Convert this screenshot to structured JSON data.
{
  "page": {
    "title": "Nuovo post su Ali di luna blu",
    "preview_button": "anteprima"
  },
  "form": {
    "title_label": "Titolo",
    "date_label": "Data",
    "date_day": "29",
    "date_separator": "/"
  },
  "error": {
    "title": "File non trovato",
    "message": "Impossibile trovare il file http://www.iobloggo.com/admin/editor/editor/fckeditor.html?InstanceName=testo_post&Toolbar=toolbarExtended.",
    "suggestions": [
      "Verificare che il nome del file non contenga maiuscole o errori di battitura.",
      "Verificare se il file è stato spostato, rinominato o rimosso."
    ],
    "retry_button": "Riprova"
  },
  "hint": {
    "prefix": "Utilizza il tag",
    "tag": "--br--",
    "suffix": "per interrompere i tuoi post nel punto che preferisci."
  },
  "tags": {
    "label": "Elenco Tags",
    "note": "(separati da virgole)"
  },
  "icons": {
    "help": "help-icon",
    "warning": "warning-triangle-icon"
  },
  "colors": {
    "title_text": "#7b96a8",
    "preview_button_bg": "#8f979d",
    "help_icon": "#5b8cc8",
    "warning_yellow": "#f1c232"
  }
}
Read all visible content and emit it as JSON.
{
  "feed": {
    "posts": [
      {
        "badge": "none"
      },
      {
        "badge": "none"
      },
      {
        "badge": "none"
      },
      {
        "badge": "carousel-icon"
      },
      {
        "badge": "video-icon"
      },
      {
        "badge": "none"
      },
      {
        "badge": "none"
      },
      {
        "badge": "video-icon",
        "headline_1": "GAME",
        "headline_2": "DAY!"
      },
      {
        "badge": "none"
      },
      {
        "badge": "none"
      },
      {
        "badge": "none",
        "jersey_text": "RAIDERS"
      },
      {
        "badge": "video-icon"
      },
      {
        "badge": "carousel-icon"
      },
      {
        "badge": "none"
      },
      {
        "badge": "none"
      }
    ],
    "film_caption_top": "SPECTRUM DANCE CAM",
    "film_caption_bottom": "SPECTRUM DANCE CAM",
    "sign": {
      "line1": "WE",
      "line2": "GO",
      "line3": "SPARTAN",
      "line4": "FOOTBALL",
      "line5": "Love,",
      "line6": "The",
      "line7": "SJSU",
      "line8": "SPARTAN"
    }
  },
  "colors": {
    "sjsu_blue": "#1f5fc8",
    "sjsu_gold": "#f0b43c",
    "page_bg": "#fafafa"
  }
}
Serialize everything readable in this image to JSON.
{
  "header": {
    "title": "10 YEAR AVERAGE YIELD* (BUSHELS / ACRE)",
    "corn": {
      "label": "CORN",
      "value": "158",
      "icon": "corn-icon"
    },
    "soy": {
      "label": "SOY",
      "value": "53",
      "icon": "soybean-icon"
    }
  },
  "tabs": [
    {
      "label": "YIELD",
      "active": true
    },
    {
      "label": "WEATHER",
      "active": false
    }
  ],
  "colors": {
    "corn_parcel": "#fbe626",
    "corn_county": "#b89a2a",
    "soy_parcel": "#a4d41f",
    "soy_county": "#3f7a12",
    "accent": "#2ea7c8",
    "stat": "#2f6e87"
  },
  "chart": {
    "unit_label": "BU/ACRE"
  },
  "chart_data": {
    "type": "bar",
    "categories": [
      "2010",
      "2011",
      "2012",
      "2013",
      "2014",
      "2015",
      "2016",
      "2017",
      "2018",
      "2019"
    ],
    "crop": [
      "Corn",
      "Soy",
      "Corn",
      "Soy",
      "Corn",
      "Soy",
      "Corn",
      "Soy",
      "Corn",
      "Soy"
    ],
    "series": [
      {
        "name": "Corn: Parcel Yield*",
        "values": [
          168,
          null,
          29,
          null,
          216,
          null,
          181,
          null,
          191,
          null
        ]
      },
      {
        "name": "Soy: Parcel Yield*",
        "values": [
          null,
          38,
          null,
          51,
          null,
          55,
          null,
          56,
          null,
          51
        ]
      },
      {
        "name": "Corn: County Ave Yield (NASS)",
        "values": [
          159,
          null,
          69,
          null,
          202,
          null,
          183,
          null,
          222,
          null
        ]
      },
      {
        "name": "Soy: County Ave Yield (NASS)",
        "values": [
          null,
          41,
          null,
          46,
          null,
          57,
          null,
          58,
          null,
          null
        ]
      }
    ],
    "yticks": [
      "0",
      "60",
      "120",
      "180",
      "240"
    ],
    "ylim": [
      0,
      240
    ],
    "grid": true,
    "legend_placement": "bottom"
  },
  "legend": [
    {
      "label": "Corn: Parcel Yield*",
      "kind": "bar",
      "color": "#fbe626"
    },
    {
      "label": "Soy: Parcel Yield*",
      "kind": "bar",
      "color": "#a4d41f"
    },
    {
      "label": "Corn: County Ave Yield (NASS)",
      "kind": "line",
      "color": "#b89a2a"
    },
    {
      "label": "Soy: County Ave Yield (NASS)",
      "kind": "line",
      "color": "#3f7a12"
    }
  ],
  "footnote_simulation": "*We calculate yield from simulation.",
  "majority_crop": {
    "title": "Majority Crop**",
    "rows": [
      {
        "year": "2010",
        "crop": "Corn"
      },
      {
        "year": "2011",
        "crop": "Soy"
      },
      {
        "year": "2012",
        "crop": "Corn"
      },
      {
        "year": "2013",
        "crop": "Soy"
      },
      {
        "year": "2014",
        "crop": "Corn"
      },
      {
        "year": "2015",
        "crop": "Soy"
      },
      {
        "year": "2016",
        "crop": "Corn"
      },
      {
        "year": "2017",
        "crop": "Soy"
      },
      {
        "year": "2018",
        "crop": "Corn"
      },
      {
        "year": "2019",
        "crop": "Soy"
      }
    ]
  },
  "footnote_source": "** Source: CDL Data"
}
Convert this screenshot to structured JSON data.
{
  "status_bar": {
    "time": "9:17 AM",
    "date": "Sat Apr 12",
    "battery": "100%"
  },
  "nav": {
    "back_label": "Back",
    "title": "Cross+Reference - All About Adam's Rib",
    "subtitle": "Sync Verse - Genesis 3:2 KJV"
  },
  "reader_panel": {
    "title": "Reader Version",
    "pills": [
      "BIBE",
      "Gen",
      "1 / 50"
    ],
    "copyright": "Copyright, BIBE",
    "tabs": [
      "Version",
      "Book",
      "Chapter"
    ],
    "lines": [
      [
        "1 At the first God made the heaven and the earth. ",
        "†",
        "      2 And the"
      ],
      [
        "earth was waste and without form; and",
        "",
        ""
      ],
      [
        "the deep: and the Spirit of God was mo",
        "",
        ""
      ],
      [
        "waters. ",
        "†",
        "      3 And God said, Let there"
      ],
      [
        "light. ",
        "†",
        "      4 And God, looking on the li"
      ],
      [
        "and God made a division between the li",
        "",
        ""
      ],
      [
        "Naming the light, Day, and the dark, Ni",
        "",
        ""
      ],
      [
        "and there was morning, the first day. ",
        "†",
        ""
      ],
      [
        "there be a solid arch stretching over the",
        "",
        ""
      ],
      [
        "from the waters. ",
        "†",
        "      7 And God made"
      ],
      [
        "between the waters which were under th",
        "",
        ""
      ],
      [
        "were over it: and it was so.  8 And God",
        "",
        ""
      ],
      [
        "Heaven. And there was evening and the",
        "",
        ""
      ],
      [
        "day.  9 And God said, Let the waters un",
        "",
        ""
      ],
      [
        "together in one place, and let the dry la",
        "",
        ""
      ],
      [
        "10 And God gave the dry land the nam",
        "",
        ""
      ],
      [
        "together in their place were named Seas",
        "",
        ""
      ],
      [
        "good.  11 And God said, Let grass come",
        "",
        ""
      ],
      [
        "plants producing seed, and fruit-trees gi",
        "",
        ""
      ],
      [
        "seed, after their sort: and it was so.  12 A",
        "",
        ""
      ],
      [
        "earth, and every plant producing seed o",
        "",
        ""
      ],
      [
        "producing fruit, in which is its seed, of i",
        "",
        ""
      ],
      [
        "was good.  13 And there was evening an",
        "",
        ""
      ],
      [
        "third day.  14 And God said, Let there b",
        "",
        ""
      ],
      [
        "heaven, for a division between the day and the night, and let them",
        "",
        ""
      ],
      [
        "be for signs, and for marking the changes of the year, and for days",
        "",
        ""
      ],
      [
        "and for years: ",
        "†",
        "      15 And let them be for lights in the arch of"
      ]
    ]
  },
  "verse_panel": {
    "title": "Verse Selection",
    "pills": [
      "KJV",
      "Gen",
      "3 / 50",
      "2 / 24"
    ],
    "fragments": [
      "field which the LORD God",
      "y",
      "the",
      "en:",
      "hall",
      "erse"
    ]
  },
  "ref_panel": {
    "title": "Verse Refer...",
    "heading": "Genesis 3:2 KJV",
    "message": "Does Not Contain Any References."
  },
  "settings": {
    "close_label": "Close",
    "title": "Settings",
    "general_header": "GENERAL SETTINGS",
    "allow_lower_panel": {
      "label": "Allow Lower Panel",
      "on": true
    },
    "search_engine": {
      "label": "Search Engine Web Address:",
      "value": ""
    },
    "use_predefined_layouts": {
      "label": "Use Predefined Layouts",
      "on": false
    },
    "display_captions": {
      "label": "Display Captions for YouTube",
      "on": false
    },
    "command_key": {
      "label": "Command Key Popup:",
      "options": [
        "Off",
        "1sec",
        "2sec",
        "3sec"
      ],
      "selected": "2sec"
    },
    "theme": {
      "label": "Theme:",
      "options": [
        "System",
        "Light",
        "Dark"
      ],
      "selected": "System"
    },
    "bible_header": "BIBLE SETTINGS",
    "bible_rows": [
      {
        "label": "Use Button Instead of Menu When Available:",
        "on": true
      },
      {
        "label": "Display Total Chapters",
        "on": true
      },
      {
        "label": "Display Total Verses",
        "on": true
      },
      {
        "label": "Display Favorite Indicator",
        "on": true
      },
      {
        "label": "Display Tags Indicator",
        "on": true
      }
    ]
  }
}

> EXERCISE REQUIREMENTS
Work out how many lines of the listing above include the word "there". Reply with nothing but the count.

> TASK RESULT
6